The state legislature was faced with a difficult decision. A ballot measure funded by the American Beverage Association—the Tax Fairness, Transparency and Accountability Act of 2018—was slated for the November election. If approved, it would have changed the requirement for cities and municipalities to pass any local sales tax increases from a simple majority to a two-thirds, super majority.
In a compromise, lawmakers backed the 12-year-ban and the ABA-backed ballot measure was withdrawn from the November ballot.
The timing was especially hard for Kids First supporters who had spent months collecting thousands of signatures in support of the tax.
“We’re like a week away from submitting,” Ebrahimi said.
Now, Kids First Richmond is searching for a new fund source — at least until 2031 when the ban ends.

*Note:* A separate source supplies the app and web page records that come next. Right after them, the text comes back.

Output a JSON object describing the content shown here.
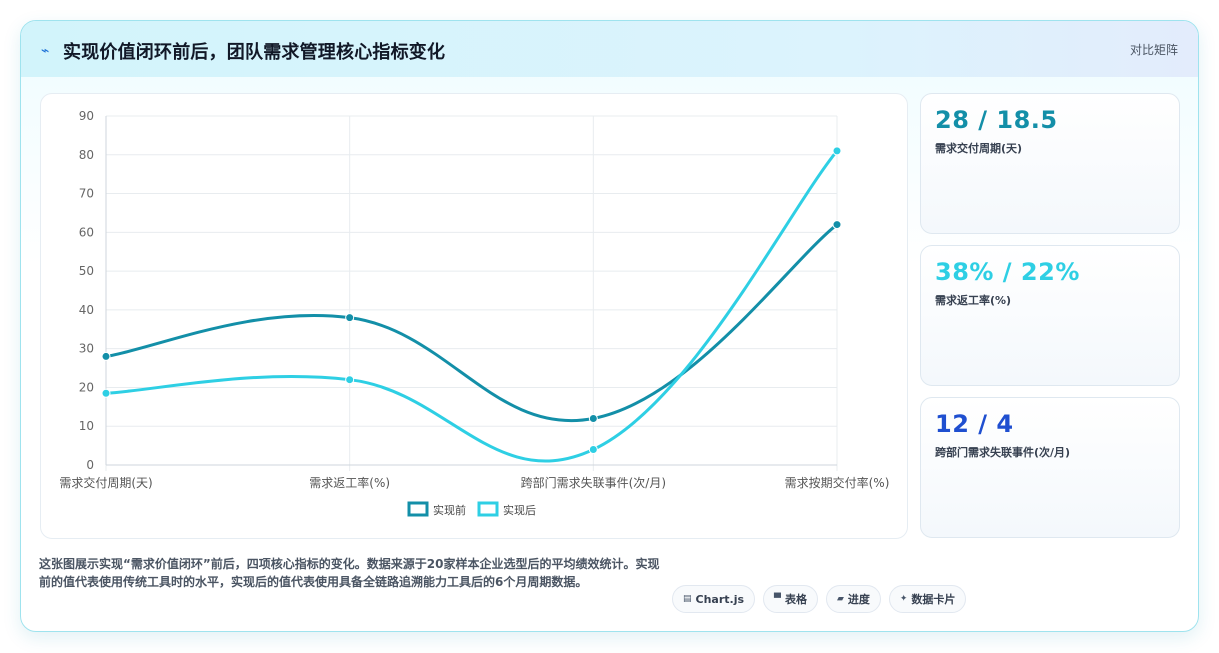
{
  "header": {
    "title_icon": "trend-icon",
    "title": "实现价值闭环前后，团队需求管理核心指标变化",
    "right_label": "对比矩阵"
  },
  "chart_data": {
    "type": "line",
    "categories": [
      "需求交付周期(天)",
      "需求返工率(%)",
      "跨部门需求失联事件(次/月)",
      "需求按期交付率(%)"
    ],
    "series": [
      {
        "name": "实现前",
        "values": [
          28,
          38,
          12,
          62
        ],
        "color": "#138fa8"
      },
      {
        "name": "实现后",
        "values": [
          18.5,
          22,
          4,
          81
        ],
        "color": "#2ecfe4"
      }
    ],
    "ylim": [
      0,
      90
    ],
    "yticks": [
      "0",
      "10",
      "20",
      "30",
      "40",
      "50",
      "60",
      "70",
      "80",
      "90"
    ],
    "grid": true,
    "legend_position": "bottom",
    "smooth": true
  },
  "stats": [
    {
      "value": "28 / 18.5",
      "label": "需求交付周期(天)",
      "color": "#138fa8"
    },
    {
      "value": "38% / 22%",
      "label": "需求返工率(%)",
      "color": "#2ecfe4"
    },
    {
      "value": "12 / 4",
      "label": "跨部门需求失联事件(次/月)",
      "color": "#1f4fd0"
    }
  ],
  "description": "这张图展示实现“需求价值闭环”前后，四项核心指标的变化。数据来源于20家样本企业选型后的平均绩效统计。实现前的值代表使用传统工具时的水平，实现后的值代表使用具备全链路追溯能力工具后的6个月周期数据。",
  "tags": [
    {
      "icon": "▤",
      "icon_name": "chart-icon",
      "label": "Chart.js"
    },
    {
      "icon": "▀",
      "icon_name": "table-icon",
      "label": "表格"
    },
    {
      "icon": "▰",
      "icon_name": "progress-icon",
      "label": "进度"
    },
    {
      "icon": "✦",
      "icon_name": "card-icon",
      "label": "数据卡片"
    }
  ]
}
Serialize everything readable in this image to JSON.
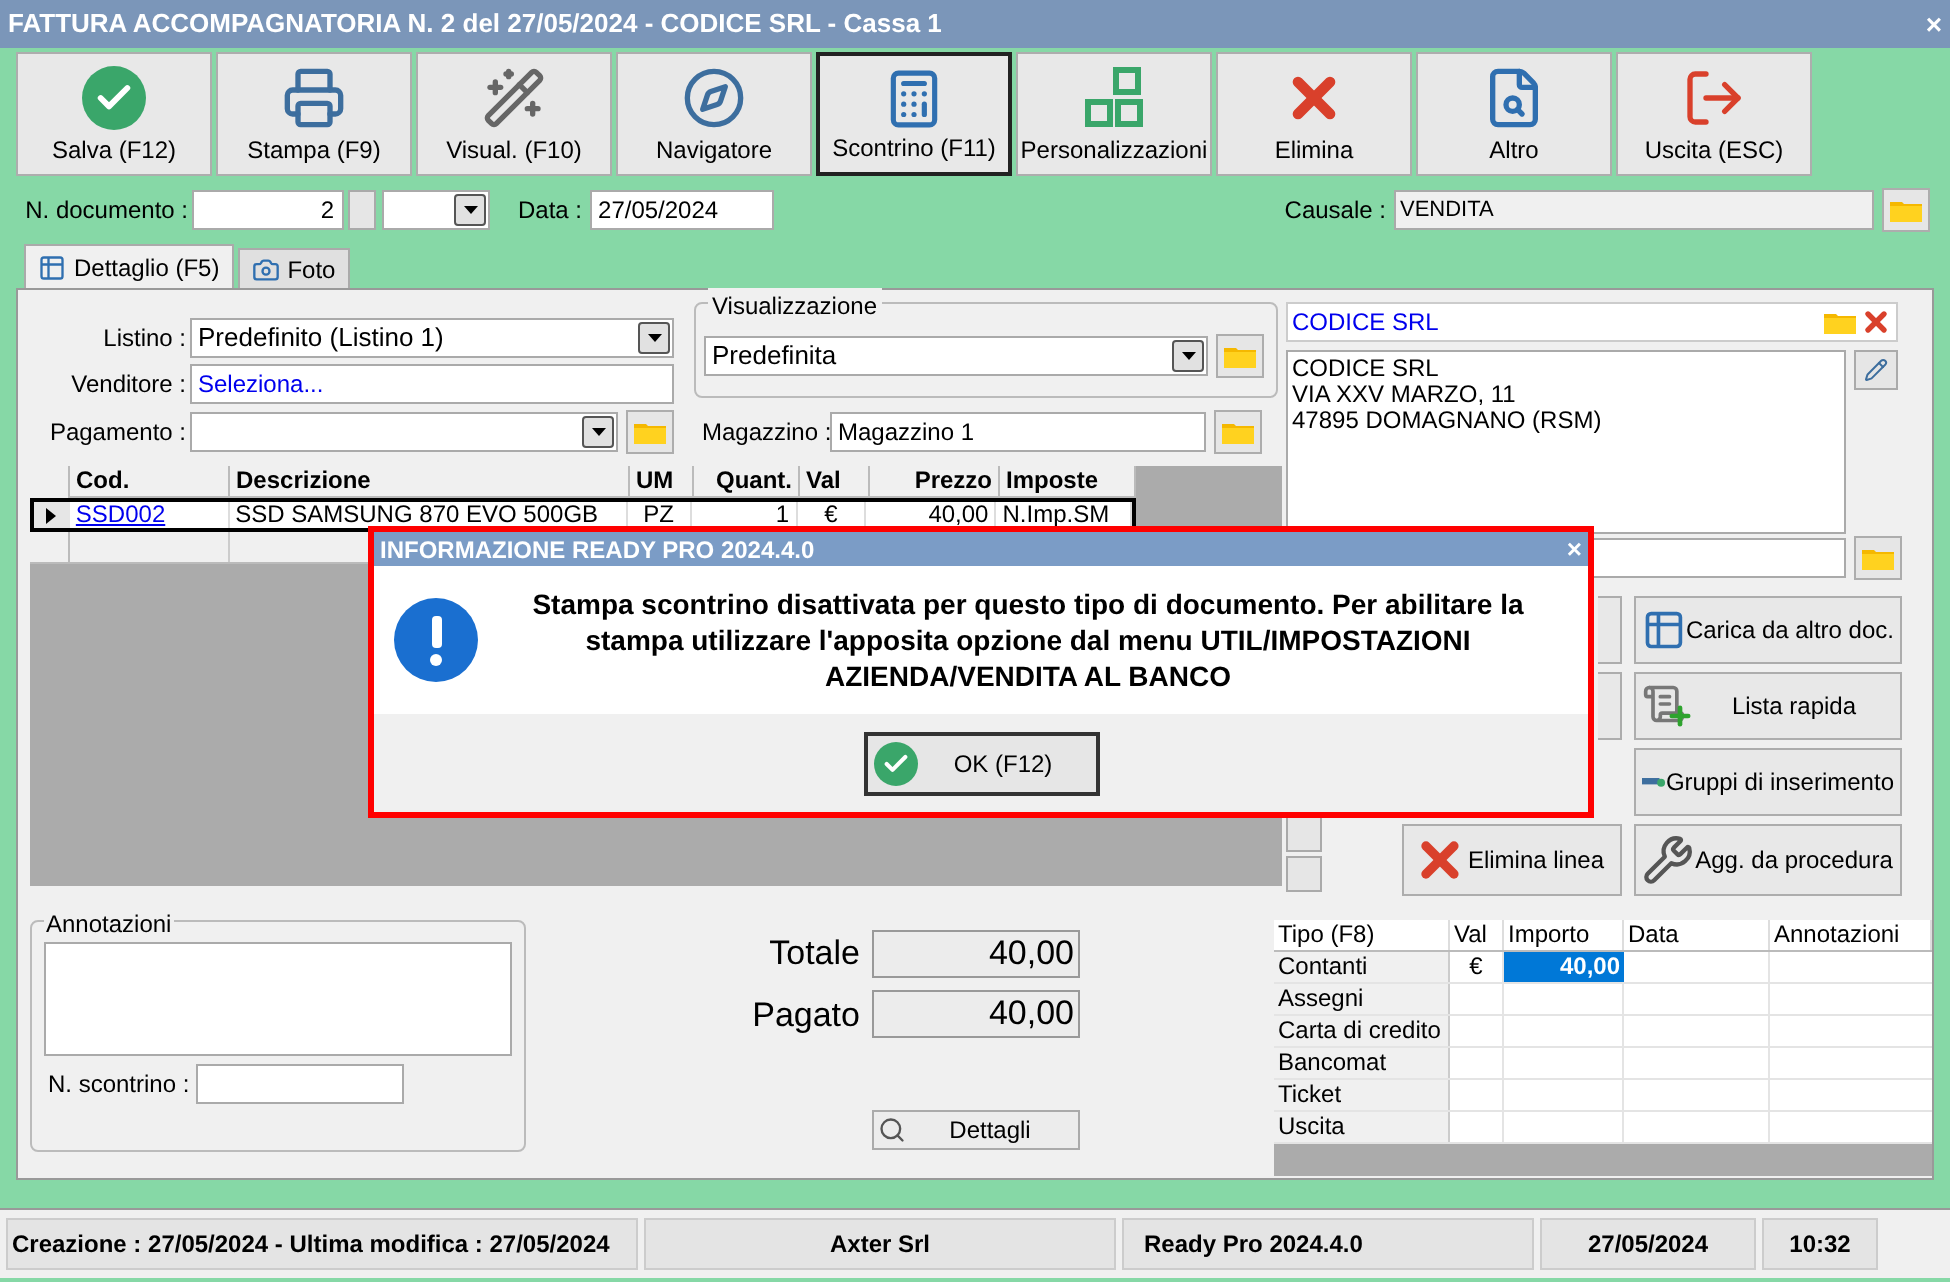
{
  "window": {
    "title": "FATTURA ACCOMPAGNATORIA N. 2 del 27/05/2024 - CODICE SRL - Cassa 1",
    "close": "×"
  },
  "toolbar": [
    {
      "label": "Salva (F12)",
      "kind": "check",
      "selected": false
    },
    {
      "label": "Stampa (F9)",
      "kind": "printer",
      "selected": false
    },
    {
      "label": "Visual. (F10)",
      "kind": "wand",
      "selected": false
    },
    {
      "label": "Navigatore",
      "kind": "compass",
      "selected": false
    },
    {
      "label": "Scontrino (F11)",
      "kind": "register",
      "selected": true
    },
    {
      "label": "Personalizzazioni",
      "kind": "squares",
      "selected": false
    },
    {
      "label": "Elimina",
      "kind": "cross",
      "selected": false
    },
    {
      "label": "Altro",
      "kind": "search",
      "selected": false
    },
    {
      "label": "Uscita (ESC)",
      "kind": "exit",
      "selected": false
    }
  ],
  "document": {
    "number_label": "N. documento :",
    "number": "2",
    "date_label": "Data :",
    "date": "27/05/2024",
    "causale_label": "Causale :",
    "causale": "VENDITA"
  },
  "tabs": [
    {
      "label": "Dettaglio (F5)",
      "kind": "table",
      "selected": true
    },
    {
      "label": "Foto",
      "kind": "camera",
      "selected": false
    }
  ],
  "form": {
    "listino_label": "Listino :",
    "listino": "Predefinito (Listino 1)",
    "venditore_label": "Venditore :",
    "venditore": "Seleziona...",
    "pagamento_label": "Pagamento :",
    "visualizzazione_title": "Visualizzazione",
    "visualizzazione": "Predefinita",
    "magazzino_label": "Magazzino :",
    "magazzino": "Magazzino 1"
  },
  "lines_table": {
    "columns": [
      "Cod.",
      "Descrizione",
      "UM",
      "Quant.",
      "Val",
      "Prezzo",
      "Imposte"
    ],
    "rows": [
      {
        "selected": true,
        "cells": [
          "SSD002",
          "SSD SAMSUNG 870 EVO 500GB",
          "PZ",
          "1",
          "€",
          "40,00",
          "N.Imp.SM"
        ]
      }
    ]
  },
  "customer": {
    "name": "CODICE SRL",
    "address": [
      "CODICE SRL",
      "VIA XXV MARZO, 11",
      "47895 DOMAGNANO (RSM)"
    ]
  },
  "side_buttons": [
    {
      "label": "Carica da altro doc.",
      "kind": "grid"
    },
    {
      "label": "Lista rapida",
      "kind": "scroll"
    },
    {
      "label": "Gruppi di inserimento",
      "kind": "bar"
    },
    {
      "label": "Elimina linea",
      "kind": "cross"
    },
    {
      "label": "Agg. da procedura",
      "kind": "wrench"
    }
  ],
  "notes": {
    "title": "Annotazioni",
    "receipt_label": "N. scontrino :"
  },
  "totals": [
    {
      "label": "Totale",
      "value": "40,00"
    },
    {
      "label": "Pagato",
      "value": "40,00"
    }
  ],
  "details_button": "Dettagli",
  "payments": {
    "columns": [
      "Tipo (F8)",
      "Val",
      "Importo",
      "Data",
      "Annotazioni"
    ],
    "rows": [
      {
        "type": "Contanti",
        "currency": "€",
        "amount": "40,00",
        "selected": true
      },
      {
        "type": "Assegni",
        "selected": false
      },
      {
        "type": "Carta di credito",
        "selected": false
      },
      {
        "type": "Bancomat",
        "selected": false
      },
      {
        "type": "Ticket",
        "selected": false
      },
      {
        "type": "Uscita",
        "selected": false
      }
    ]
  },
  "status_bar": [
    "Creazione : 27/05/2024 - Ultima modifica : 27/05/2024",
    "Axter Srl",
    "Ready Pro 2024.4.0",
    "27/05/2024",
    "10:32"
  ],
  "dialog": {
    "title": "INFORMAZIONE READY PRO 2024.4.0",
    "close": "×",
    "message": "Stampa scontrino disattivata per questo tipo di documento. Per abilitare la stampa utilizzare l'apposita opzione dal menu UTIL/IMPOSTAZIONI AZIENDA/VENDITA AL BANCO",
    "button": "OK (F12)"
  }
}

“Moving forward, ACCE, SEIU, APEN folks are around the table trying to figure out what the next steps are going to be,” said Ebrahimi. “Once those are determined we’ll have to go back to everyone’s doors to campaign like before.”
The fund for the Department for Children and Youth Services is set to go into effect in July 2021, but that can’t happen until the committee finds a new revenue source.
“We’re clearly disappointed that the state has banned new soda taxes for the next 12 year,” Contra Costa County Supervisor John Gioia said. “The soda industry lobbied hard for that because they saw soda tax measures passing in cities around the state.”
But, Gioia doesn’t believe this is the end of soda taxes in California.
“I understand the legislature could undo this, so we’ll see,” he said. “There is also a group of public health advocates and the medical community that are proposing a statewide soda tax for the 2020 ballot that would be two-cents-per-ounce, not the one-penny-per-ounce that cities have passed.”
Gioia said the coalition is still optimistic and is now focusing on an increase of the real estate transfer tax on higher-priced commercial and residential properties in the city. That proposal will soon be in front of the Richmond city council.
In the meantime, the city will still create the Department of Children and Youth, which will be allocated $950,000 over the next two years.